Notifications concerning student deaths were a frequent sight in the inboxes of students last year, but that is set to change with a new student death protocol that changes the way student deaths are reported and handled.
The new policy will resemble accepted procedures used in years past. Wherever a death occurs, law enforcement is expected to be the first group on the scene. Law enforcement will be responsible for notifying families, summoning medical personnel and starting an investigation.
Within the university itself, J.J. Brown, the dean of students, will be responsible for notifying other officials within the university hierarchy about a student death.
What has changed is the way news of a death will be communicated to the university. In the past, campus-wide emails would be sent out saying that a student had died. Now, notifications will only go out when law enforcement and university officials determine there is a threat to the campus community as a whole, Vice Chancellor for Student Development Cindy Wallace said.
Deaths from causes like suicides, accidents and overdoses would not be reported for the most part.
Medical examiners determine the cause of death and in many cases the cause of the death is not communicated to university officials, Brown said.
The focus of attention in the wake of student deaths will go to what the student death protocol refers to as “affinity groups,” which include friends, roommates, teammates and other individuals who had close associations with the deceased.
A new group called the Student Postvention Response Team will be responsible for coordinating the response to a student death.
The group will include representation from the Office of Student Development, Dean of Students office, University Police, and the deceased’s academic department, among other potential parties.

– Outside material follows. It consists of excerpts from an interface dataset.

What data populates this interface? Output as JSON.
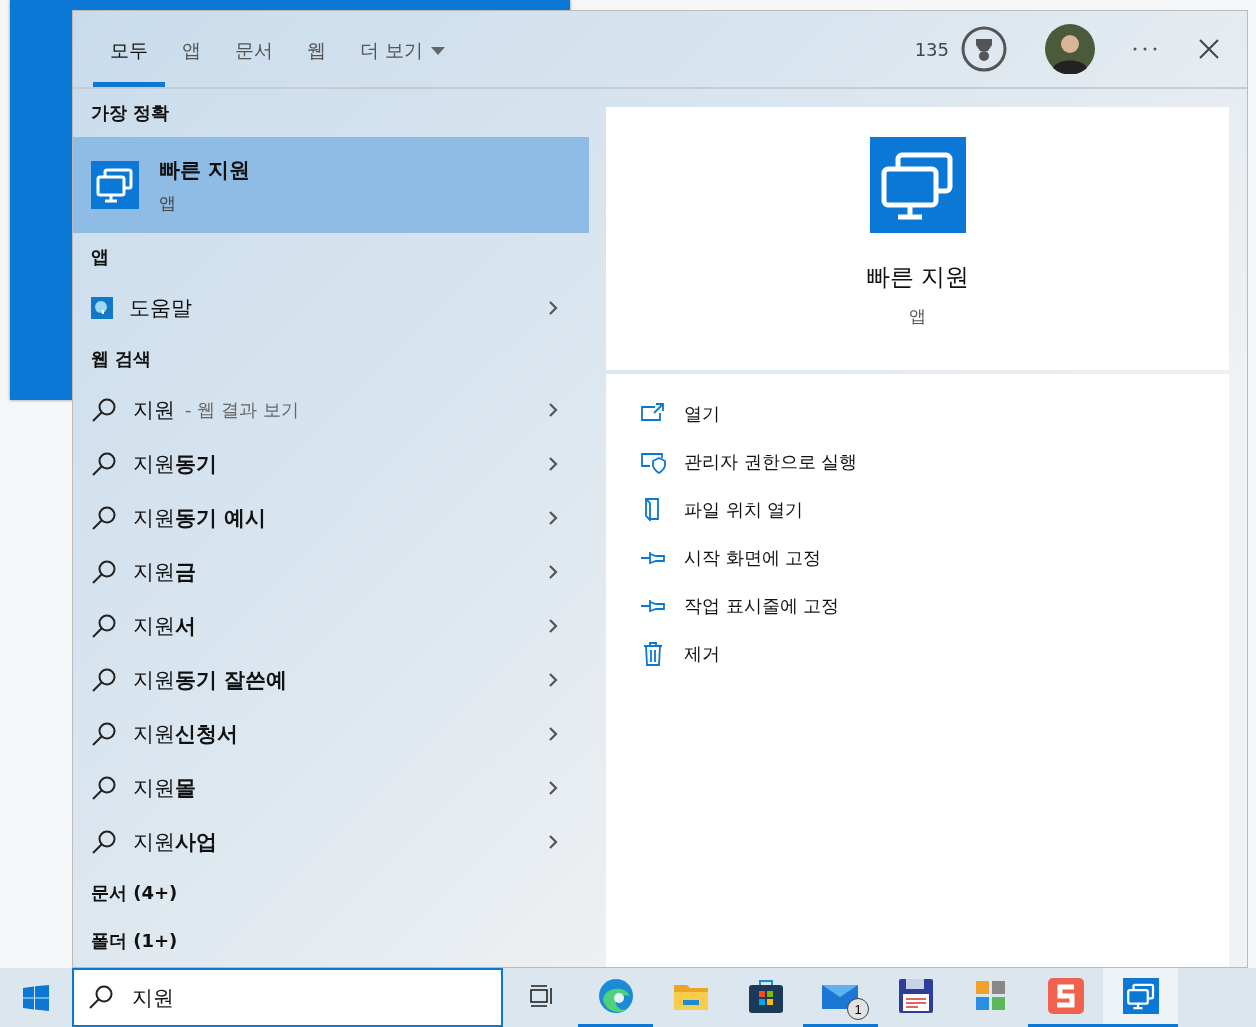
{
  "tabs": [
    {
      "label": "모두",
      "selected": true,
      "kind": "plain"
    },
    {
      "label": "앱",
      "selected": false,
      "kind": "plain"
    },
    {
      "label": "문서",
      "selected": false,
      "kind": "plain"
    },
    {
      "label": "웹",
      "selected": false,
      "kind": "plain"
    },
    {
      "label": "더 보기",
      "selected": false,
      "kind": "dropdown"
    }
  ],
  "header": {
    "points": "135"
  },
  "sections": [
    {
      "title": "가장 정확",
      "items": [
        {
          "kind": "best",
          "title": "빠른 지원",
          "subtitle": "앱",
          "selected": true
        }
      ]
    },
    {
      "title": "앱",
      "items": [
        {
          "kind": "app",
          "title": "도움말",
          "selected": false
        }
      ]
    },
    {
      "title": "웹 검색",
      "items": [
        {
          "kind": "web",
          "title": "지원",
          "hint": "- 웹 결과 보기",
          "selected": false
        },
        {
          "kind": "web",
          "title": "지원**동기**",
          "selected": false
        },
        {
          "kind": "web",
          "title": "지원**동기 예시**",
          "selected": false
        },
        {
          "kind": "web",
          "title": "지원**금**",
          "selected": false
        },
        {
          "kind": "web",
          "title": "지원**서**",
          "selected": false
        },
        {
          "kind": "web",
          "title": "지원**동기 잘쓴예**",
          "selected": false
        },
        {
          "kind": "web",
          "title": "지원**신청서**",
          "selected": false
        },
        {
          "kind": "web",
          "title": "지원**몰**",
          "selected": false
        },
        {
          "kind": "web",
          "title": "지원**사업**",
          "selected": false
        }
      ]
    },
    {
      "title": "문서 (4+)"
    },
    {
      "title": "폴더 (1+)"
    }
  ],
  "preview": {
    "title": "빠른 지원",
    "subtitle": "앱",
    "actions": [
      {
        "kind": "open",
        "label": "열기"
      },
      {
        "kind": "admin",
        "label": "관리자 권한으로 실행"
      },
      {
        "kind": "folder",
        "label": "파일 위치 열기"
      },
      {
        "kind": "pin",
        "label": "시작 화면에 고정"
      },
      {
        "kind": "pin",
        "label": "작업 표시줄에 고정"
      },
      {
        "kind": "trash",
        "label": "제거"
      }
    ]
  },
  "taskbar": {
    "search_value": "지원",
    "apps": [
      {
        "kind": "taskview",
        "running": false,
        "selected": false
      },
      {
        "kind": "browser",
        "running": true,
        "selected": false
      },
      {
        "kind": "folder",
        "running": false,
        "selected": false
      },
      {
        "kind": "store",
        "running": false,
        "selected": false
      },
      {
        "kind": "mail",
        "running": true,
        "selected": false,
        "badge": "1"
      },
      {
        "kind": "floppy",
        "running": false,
        "selected": false
      },
      {
        "kind": "grid",
        "running": false,
        "selected": false
      },
      {
        "kind": "sapp",
        "running": true,
        "selected": false
      },
      {
        "kind": "remote",
        "running": true,
        "selected": true
      }
    ]
  }
}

They will also work with student development to determine if any notification will be made to the campus community. In addition, they will work to identify and reach out members of the deceased affinity groups.
Counseling services and the CARE team will set up meetings with the members of the affinity groups.

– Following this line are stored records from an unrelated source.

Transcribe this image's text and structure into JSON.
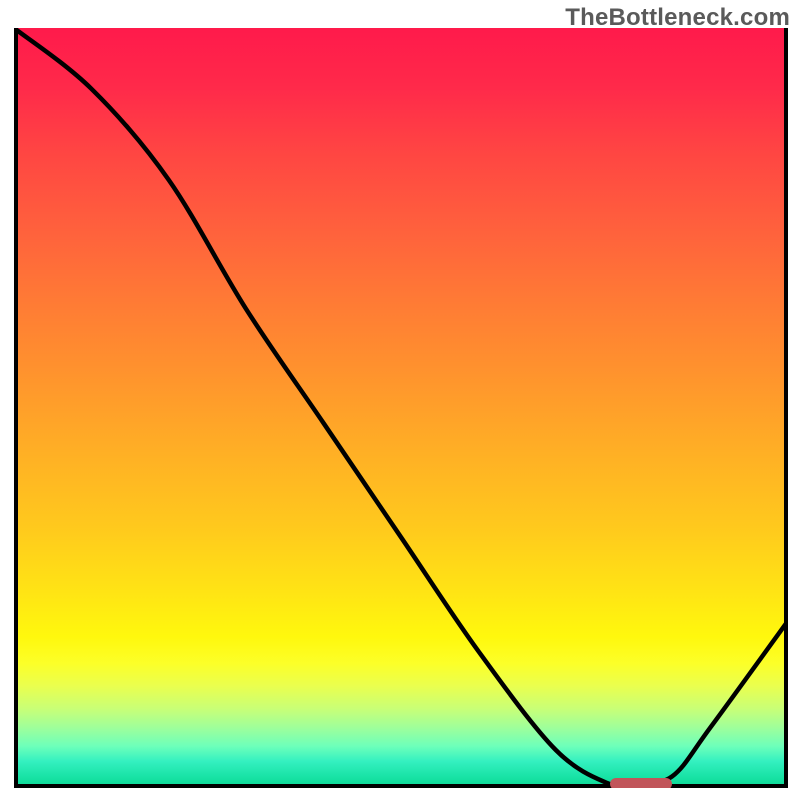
{
  "watermark": "TheBottleneck.com",
  "chart_data": {
    "type": "line",
    "title": "",
    "xlabel": "",
    "ylabel": "",
    "xlim": [
      0,
      100
    ],
    "ylim": [
      0,
      100
    ],
    "grid": false,
    "legend": false,
    "background_scale": {
      "orientation": "vertical",
      "meaning": "bottleneck-severity",
      "colors_top_to_bottom": [
        "#ff1a4b",
        "#ff7a35",
        "#ffe215",
        "#fcff28",
        "#10db9a"
      ]
    },
    "series": [
      {
        "name": "bottleneck-curve",
        "x": [
          0,
          10,
          20,
          30,
          40,
          50,
          60,
          70,
          77,
          80,
          85,
          90,
          100
        ],
        "y": [
          100,
          92,
          80,
          63,
          48,
          33,
          18,
          5,
          0.5,
          0.5,
          1.5,
          8,
          22
        ]
      }
    ],
    "optimal_marker": {
      "x_start": 77,
      "x_end": 85,
      "y": 0.5,
      "color": "#c1555a"
    }
  }
}
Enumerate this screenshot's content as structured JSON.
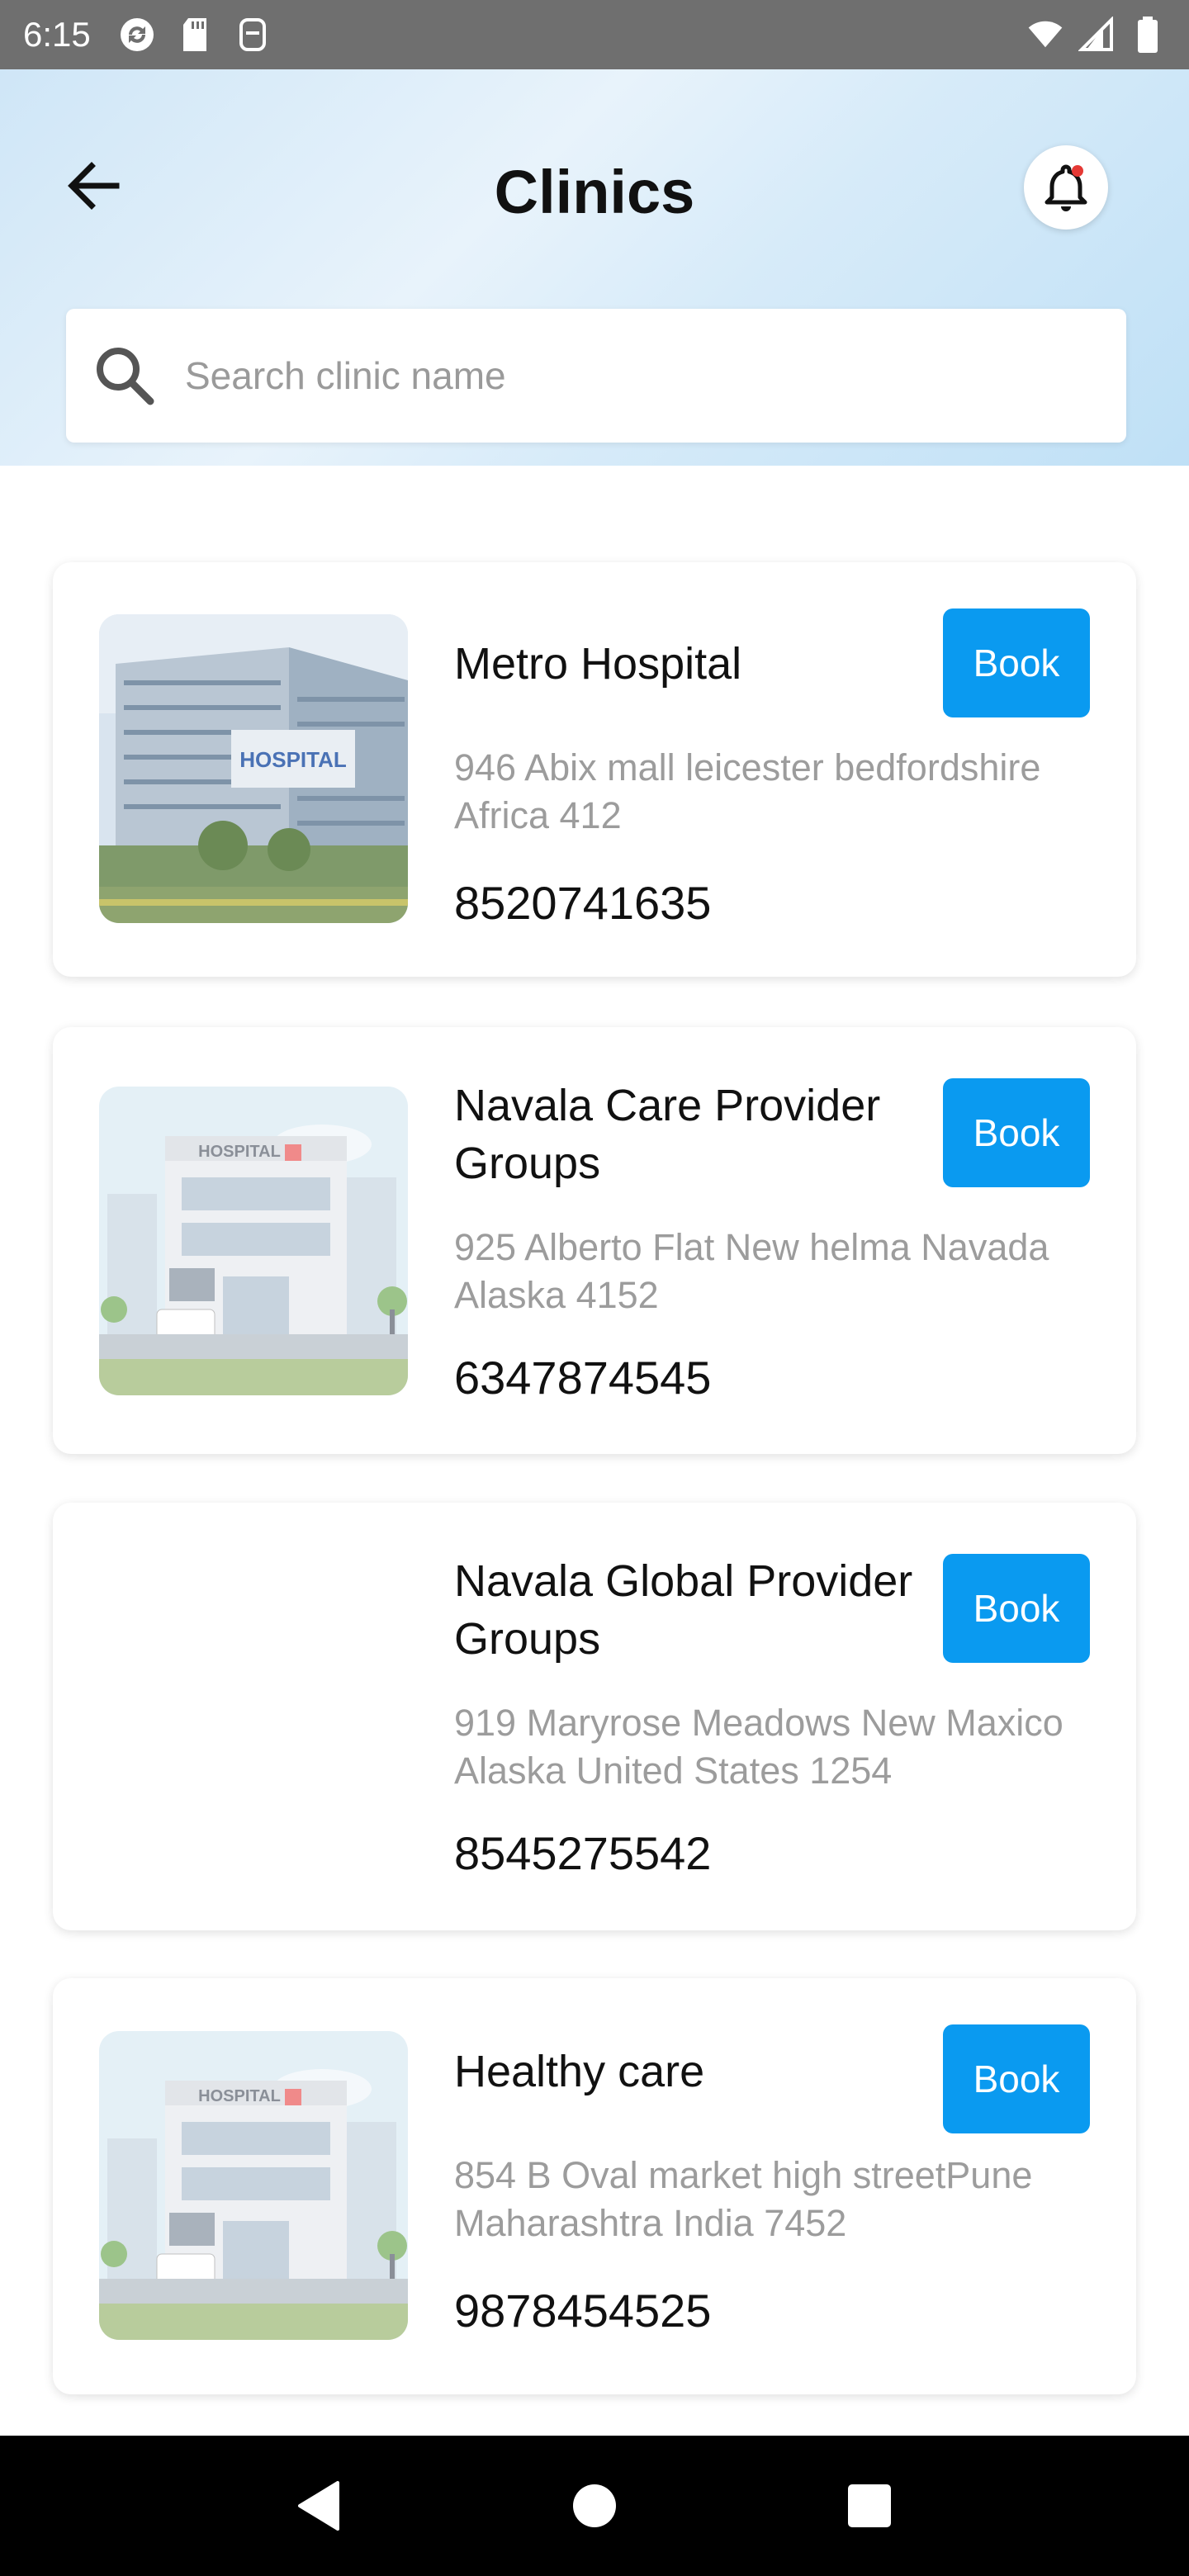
{
  "status_bar": {
    "time": "6:15"
  },
  "header": {
    "title": "Clinics"
  },
  "search": {
    "placeholder": "Search clinic name",
    "value": ""
  },
  "clinics": [
    {
      "name": "Metro  Hospital",
      "address": "946 Abix mall leicester bedfordshire Africa 412",
      "phone": "8520741635",
      "book_label": "Book",
      "image": "hospital-photo"
    },
    {
      "name": "Navala Care Provider Groups",
      "address": "925 Alberto Flat New helma Navada Alaska 4152",
      "phone": "6347874545",
      "book_label": "Book",
      "image": "hospital-illustration"
    },
    {
      "name": "Navala Global Provider Groups",
      "address": "919 Maryrose Meadows New Maxico Alaska United States 1254",
      "phone": "8545275542",
      "book_label": "Book",
      "image": "none"
    },
    {
      "name": "Healthy care",
      "address": "854 B Oval market high streetPune Maharashtra India 7452",
      "phone": "9878454525",
      "book_label": "Book",
      "image": "hospital-illustration"
    }
  ],
  "image_text": {
    "photo_sign": "HOSPITAL",
    "illustration_sign": "HOSPITAL"
  },
  "colors": {
    "accent": "#0a9af0",
    "status_bar": "#6f6f6f",
    "nav_bar": "#000000"
  }
}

The CARE team will also set up a grieving room in the student union to allow those close to the deceased, as well as other members of the campus community, to pay their respects.
While law enforcement is responsible for notifying families, the university will provide various services to the deceased’s family, including setting up accommodations, providing psychological support and help with securing the student’s belongings.

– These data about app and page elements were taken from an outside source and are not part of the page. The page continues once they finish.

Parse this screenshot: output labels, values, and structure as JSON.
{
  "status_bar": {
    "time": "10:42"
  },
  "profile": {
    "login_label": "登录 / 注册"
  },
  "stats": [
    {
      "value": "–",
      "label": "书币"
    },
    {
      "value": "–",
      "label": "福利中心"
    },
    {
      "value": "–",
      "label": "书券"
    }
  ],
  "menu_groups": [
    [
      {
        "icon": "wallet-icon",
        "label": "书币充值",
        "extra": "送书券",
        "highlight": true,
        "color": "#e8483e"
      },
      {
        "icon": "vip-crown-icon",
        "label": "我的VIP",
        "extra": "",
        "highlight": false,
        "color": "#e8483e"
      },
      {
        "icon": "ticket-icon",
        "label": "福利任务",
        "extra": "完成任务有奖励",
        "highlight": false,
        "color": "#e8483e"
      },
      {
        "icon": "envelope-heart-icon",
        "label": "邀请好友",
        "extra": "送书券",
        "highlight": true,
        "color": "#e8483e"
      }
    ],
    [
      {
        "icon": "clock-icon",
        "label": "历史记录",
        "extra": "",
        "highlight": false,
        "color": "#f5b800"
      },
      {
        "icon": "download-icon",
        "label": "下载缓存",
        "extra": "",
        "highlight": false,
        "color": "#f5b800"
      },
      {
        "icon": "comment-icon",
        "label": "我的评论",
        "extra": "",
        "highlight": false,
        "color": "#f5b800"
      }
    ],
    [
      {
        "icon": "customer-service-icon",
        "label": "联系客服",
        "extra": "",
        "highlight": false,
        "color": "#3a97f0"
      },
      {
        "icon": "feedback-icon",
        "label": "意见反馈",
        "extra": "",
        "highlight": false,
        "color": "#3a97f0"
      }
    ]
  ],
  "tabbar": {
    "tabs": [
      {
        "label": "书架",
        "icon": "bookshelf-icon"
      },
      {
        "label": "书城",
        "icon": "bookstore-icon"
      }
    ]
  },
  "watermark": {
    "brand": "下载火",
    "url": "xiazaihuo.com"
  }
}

A black memorial book will be set out in front of the Dean of Students office, becoming available for all students to sign, and will ultimately be given to the family.
All families of deceased students are invited to the annual Student Memorial Program, but students are discouraged from holding private memorials to deceased students because of concerns that these private memorials might inadvertently glamorize death in way that might lead to “imitation or contagion issues,” according to the student death protocol.
Instead, students are encouraged to engage in community service activities to honor the deceased.
The postvention response team will meet one month after a student death to assess its handling of the situation and establish guidelines for future incidents.
‘Nobody sends out campus-wide emails’
Before this semester, the university had no formal death policy, Brown said.
The new policy had its roots in conversations that university leaders were having with other UNC figures about increasing safety on college campuses, Wallace said.
One aspect of those conversations was the distinction between handling crisis situations, which require special proceedings, and providing care to a university community.
That distinction became important early in the 2014-15 school year, when Anna Smith went missing and was ultimately found deceased.
Throughout the year, officials held conversations with students, faculty and staff about the incidents. Wallace said that many of those individuals said that the campus-wide announcements were creating anxiety on campus.
In spring 2015, the Office of Student Development began to study the policies and protocols used in the UNC system as well as from more than 50 universities across the country.
“Nobody sends out campus-wide emails, nobody,” Wallace said. “So we said, where our intention was to communicate and to get out factual information, what we felt was that we were not indeed doing what we intended to do.”
The campus community must be notified when crisis situations arise, but student deaths that do not pose a threat to the community do not fit that category, Wallace said.
“It’s a private tragedy that impacts a circle of people, and that is the where we started developing our policy,” Wallace said.
The new policy will allow the university to better serve those most directly affected by deaths.
“Is it our role to focus on the cause of a student’s death, or is it our role to respond appropriately to the loss of that precious loss and the people that are in that person’s circle?” Wallace said. “I think that’s what we determined was our most important job.”
Stanley Broaden, an intern in the Office of Student Development, assisted in research for the policy and helping to write portions of the policy.
“I like the way it’s set up because it makes sure all the correct parties are informed and that there’s a centralized form of communication so that information that does get out is the correct information,” Broaden said.
SGA President Carson Rich spoke with Wallace and Brown over issues of messaging.
Rich said that he saw some level of mixed opinions on messaging. While some students he spoke with appreciated the messaging, others found that the messages caused unnecessary stress and distractions, Rich said.
“Something to keep in mind when these tragedies happen is to respect the ones who are in those circles of concern,” Rich said.
Story by: Kevin Griffen, Staff Reporter